I’ll start with a brief, non-sommelier description of the situation. Actually, I’ll give an ENGINEER’s description: it all starts when grapes are fermented with yeast. While I’m sure there are some optimizations here, it probably can’t be done for cheap. After some more work I don’t care about, the wine is put into bottles with a few target characteristics. Each bottling is designed such that there’s a target time that the wine has is best drinkability because the wine changes over time in the bottle. From what I understand this is very complicated process involve all the chemicals within the bottle; some bottles age much better, and longer, than others.
Can we speed this up? In short, no, not really. However, we can induce a chemical change to improve a wine’s flavor a bit. The target wine should taste a bit young and you’ll need a french press or awesome blender.

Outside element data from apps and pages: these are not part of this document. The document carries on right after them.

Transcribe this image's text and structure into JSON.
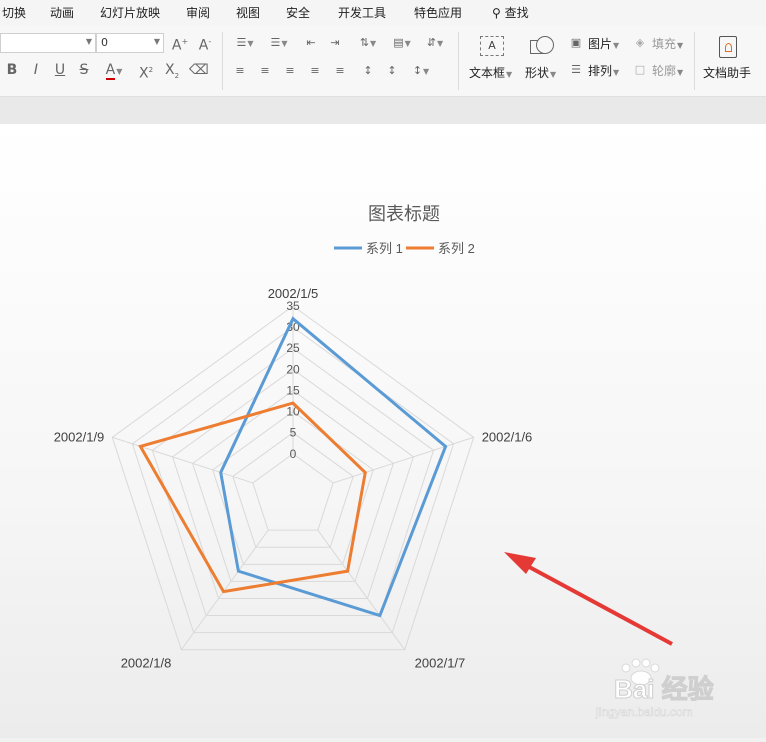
{
  "menu": [
    "切换",
    "动画",
    "幻灯片放映",
    "审阅",
    "视图",
    "安全",
    "开发工具",
    "特色应用",
    "查找"
  ],
  "ribbon": {
    "font_name": "",
    "font_size": "0",
    "buttons": {
      "textbox": "文本框",
      "shape": "形状",
      "picture": "图片",
      "arrange": "排列",
      "fill": "填充",
      "outline": "轮廓",
      "doc_helper": "文档助手"
    }
  },
  "chart_data": {
    "type": "radar",
    "title": "图表标题",
    "categories": [
      "2002/1/5",
      "2002/1/6",
      "2002/1/7",
      "2002/1/8",
      "2002/1/9"
    ],
    "series": [
      {
        "name": "系列 1",
        "color": "#5b9bd5",
        "values": [
          32,
          28,
          25,
          12,
          8
        ]
      },
      {
        "name": "系列 2",
        "color": "#ed7d31",
        "values": [
          12,
          8,
          12,
          18,
          28
        ]
      }
    ],
    "r_ticks": [
      0,
      5,
      10,
      15,
      20,
      25,
      30,
      35
    ],
    "rlim": [
      -10,
      35
    ],
    "legend": "top"
  },
  "watermark": {
    "logo": "Bai 经验",
    "url": "jingyan.baidu.com"
  },
  "annotation": {
    "color": "#e53935"
  }
}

Step 1) Pour servings of wine into french press (or blender).
Step 2) Pump french press to froth the wine (or hit the blender on high) for about 20-30 seconds. This isn’t a consistent number between wines, of course.
Step 3) ??? Let the wine chill out and the bubbles to dissipate, I guess.
Step 4) Serve and enjoy!
Whats going on here in both the french press and the blender is the wine is getting hit with a ton more oxygen than just letting it breath in a glass. This induces some chemical changes that remove that new, young taste, giving you a slightly more mature wine. While I’d love to pass some samples through a spectrometer, I can only give a subjective observation based on my taste. It is noticeably not the same wine before the process, and personally I’d prefer it after this hackery. I’m sure some would balk at the though of this man-handling of their booze, but hey, not their kitchen.